(Required work) Filter the entries, keeping every line with the word "from".

━━━━━ Input data ━━━━━

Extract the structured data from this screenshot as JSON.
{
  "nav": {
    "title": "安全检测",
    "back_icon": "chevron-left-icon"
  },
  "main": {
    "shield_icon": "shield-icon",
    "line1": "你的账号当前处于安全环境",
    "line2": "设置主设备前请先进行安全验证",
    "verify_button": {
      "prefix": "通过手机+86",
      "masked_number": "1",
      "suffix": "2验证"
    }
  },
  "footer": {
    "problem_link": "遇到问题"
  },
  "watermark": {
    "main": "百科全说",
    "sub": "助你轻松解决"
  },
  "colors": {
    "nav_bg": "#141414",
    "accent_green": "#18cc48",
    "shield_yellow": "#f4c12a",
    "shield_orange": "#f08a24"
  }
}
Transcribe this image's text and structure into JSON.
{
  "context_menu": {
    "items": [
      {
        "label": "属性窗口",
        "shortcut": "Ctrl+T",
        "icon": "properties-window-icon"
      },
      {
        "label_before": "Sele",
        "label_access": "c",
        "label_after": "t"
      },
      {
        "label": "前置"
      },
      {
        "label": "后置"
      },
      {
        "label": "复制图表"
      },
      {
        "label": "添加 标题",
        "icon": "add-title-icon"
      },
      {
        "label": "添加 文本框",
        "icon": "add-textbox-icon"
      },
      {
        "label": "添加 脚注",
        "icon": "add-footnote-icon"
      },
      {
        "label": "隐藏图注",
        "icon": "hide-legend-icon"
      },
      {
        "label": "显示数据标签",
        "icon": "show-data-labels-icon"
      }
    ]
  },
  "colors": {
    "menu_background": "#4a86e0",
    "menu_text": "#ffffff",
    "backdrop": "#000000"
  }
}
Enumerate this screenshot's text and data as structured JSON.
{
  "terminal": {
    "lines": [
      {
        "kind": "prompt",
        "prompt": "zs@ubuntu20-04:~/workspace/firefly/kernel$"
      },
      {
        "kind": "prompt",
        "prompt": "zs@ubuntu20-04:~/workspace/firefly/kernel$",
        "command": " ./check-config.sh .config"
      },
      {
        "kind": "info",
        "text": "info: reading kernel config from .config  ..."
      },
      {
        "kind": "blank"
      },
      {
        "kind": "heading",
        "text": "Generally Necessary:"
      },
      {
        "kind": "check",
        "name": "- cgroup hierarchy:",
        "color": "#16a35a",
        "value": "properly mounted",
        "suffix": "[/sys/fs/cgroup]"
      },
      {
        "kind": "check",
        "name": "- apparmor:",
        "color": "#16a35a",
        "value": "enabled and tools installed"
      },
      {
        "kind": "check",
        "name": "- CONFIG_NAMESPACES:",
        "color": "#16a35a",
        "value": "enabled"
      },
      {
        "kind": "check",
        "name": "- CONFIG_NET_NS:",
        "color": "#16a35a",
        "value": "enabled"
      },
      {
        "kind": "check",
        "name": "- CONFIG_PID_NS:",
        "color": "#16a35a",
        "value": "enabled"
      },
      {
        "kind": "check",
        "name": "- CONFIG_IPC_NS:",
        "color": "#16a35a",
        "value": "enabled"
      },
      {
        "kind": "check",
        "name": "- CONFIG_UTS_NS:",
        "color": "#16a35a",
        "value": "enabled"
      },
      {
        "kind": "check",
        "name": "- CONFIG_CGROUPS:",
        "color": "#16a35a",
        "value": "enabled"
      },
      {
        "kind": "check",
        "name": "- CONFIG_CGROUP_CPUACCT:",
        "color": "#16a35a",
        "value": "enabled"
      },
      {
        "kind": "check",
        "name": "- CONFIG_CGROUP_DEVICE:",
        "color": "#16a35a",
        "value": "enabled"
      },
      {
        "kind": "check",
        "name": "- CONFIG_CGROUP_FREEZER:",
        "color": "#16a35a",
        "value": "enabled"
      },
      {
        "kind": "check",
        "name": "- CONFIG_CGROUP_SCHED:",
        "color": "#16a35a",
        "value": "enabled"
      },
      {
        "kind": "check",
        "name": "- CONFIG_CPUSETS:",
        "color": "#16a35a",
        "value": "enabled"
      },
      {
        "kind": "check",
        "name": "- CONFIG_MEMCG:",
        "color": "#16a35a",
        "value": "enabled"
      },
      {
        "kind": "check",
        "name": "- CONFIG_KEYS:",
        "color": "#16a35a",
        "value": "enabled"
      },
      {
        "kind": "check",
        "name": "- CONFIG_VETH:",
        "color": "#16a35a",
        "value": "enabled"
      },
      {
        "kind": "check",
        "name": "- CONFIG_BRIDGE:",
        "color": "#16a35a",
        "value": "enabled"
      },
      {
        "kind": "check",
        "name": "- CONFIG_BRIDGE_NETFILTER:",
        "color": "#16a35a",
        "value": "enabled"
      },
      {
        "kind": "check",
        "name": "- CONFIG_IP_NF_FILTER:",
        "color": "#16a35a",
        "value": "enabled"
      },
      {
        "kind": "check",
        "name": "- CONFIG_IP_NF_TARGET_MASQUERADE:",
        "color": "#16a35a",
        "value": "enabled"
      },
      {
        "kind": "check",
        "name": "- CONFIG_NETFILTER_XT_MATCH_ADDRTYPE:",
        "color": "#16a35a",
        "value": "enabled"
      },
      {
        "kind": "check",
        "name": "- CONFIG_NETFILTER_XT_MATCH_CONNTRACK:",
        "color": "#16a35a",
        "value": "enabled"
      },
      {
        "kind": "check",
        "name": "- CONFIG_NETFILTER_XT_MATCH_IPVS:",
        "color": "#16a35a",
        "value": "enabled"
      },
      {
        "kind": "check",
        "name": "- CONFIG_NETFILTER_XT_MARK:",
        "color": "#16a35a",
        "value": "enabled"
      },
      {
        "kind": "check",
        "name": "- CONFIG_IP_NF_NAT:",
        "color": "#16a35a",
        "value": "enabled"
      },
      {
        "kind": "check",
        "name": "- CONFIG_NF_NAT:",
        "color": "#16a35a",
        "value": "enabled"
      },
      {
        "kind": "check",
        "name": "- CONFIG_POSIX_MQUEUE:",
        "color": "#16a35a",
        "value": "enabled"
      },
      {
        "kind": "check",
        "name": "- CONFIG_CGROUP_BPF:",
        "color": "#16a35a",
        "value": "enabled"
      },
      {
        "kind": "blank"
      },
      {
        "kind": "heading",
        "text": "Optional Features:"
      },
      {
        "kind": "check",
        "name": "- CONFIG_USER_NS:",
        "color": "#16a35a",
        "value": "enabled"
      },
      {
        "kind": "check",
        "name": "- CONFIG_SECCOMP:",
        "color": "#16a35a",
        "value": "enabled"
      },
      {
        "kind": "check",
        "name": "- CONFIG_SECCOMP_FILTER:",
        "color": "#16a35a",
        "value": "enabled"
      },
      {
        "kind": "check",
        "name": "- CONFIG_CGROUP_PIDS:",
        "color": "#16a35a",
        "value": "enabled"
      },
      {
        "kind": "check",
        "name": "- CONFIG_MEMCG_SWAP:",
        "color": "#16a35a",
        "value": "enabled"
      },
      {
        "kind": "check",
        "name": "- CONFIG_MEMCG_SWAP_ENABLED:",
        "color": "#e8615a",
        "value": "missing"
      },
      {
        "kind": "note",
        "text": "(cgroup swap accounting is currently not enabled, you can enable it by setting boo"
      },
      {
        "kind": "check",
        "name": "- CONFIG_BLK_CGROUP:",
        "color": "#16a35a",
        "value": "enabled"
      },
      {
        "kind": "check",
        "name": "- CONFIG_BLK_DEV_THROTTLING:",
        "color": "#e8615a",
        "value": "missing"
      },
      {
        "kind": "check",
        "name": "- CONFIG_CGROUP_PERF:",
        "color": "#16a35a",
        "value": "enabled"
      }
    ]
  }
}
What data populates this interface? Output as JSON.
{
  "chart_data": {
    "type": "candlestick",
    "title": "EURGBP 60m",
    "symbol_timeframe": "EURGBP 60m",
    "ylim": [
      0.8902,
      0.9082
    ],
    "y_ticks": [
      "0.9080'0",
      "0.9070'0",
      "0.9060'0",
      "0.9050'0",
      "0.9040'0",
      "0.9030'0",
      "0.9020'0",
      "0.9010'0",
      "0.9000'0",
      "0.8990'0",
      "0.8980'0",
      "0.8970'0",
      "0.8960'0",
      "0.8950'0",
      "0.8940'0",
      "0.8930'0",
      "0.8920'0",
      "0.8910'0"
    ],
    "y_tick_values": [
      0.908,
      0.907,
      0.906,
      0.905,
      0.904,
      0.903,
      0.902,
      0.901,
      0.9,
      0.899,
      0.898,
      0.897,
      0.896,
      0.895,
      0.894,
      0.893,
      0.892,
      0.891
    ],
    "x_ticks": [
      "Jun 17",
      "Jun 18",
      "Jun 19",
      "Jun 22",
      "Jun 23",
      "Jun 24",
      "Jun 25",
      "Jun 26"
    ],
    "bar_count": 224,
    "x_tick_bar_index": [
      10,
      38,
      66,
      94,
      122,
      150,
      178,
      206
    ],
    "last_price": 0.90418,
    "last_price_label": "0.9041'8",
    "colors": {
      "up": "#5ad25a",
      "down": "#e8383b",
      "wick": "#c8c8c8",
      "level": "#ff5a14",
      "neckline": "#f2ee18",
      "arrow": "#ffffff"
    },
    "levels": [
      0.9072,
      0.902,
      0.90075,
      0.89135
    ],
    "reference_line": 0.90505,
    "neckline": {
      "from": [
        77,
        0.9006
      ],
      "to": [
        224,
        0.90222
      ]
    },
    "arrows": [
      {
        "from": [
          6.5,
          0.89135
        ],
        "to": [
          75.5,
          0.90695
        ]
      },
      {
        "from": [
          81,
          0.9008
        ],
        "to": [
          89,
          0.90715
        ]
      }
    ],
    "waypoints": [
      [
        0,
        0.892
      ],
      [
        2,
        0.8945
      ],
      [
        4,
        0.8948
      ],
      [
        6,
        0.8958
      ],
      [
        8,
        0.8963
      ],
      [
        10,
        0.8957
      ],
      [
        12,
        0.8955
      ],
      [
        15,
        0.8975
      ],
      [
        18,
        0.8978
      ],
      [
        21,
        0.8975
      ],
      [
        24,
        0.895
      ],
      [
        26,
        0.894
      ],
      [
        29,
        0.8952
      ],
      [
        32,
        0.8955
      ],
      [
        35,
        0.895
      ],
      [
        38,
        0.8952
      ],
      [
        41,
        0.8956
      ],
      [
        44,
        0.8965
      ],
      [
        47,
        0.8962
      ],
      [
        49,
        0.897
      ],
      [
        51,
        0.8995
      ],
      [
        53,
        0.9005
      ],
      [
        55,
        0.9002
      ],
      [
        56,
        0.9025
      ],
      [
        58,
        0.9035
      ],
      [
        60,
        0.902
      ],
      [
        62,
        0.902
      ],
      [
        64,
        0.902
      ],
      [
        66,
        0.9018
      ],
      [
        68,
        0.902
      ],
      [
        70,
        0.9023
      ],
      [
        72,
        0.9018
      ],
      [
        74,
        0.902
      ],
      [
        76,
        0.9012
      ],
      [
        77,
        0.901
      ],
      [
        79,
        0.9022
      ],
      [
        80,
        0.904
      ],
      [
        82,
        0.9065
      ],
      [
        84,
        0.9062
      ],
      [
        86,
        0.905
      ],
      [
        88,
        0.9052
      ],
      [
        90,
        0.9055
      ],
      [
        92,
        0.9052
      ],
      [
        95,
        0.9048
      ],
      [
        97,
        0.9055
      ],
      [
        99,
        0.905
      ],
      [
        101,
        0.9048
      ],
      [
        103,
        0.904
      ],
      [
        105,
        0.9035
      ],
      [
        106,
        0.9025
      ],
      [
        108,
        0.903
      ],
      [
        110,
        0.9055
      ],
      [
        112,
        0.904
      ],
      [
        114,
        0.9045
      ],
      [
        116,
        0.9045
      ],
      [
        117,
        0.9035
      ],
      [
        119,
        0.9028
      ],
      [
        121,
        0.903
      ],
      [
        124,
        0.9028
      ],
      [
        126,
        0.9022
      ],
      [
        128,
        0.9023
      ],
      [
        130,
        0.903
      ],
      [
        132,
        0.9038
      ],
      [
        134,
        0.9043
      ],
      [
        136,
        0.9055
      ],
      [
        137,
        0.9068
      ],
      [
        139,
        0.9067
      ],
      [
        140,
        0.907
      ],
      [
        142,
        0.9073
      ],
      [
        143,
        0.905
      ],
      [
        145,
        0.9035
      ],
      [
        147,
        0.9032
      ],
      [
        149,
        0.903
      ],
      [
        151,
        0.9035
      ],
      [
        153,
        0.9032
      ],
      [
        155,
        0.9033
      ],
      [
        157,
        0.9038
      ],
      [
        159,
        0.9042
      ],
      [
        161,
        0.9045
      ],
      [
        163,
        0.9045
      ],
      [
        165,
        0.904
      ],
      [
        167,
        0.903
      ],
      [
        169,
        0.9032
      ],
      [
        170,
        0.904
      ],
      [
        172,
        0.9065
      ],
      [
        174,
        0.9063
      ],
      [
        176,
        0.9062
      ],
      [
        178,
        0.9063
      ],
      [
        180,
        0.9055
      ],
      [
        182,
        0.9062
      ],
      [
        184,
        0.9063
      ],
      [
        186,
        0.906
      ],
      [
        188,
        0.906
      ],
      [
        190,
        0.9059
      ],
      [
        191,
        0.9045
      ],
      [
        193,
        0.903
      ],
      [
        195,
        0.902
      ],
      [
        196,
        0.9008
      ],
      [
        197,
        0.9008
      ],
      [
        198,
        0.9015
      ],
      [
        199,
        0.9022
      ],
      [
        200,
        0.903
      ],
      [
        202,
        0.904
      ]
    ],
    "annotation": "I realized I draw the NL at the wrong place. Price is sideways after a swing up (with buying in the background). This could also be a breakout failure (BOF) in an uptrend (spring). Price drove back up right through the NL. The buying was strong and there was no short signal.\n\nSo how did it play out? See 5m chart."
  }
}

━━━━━

(Your response)
Extract the structured data from this screenshot as JSON.
        "text": "info: reading kernel config from .config  ..."
      "from": [
        "from": [
        "from": [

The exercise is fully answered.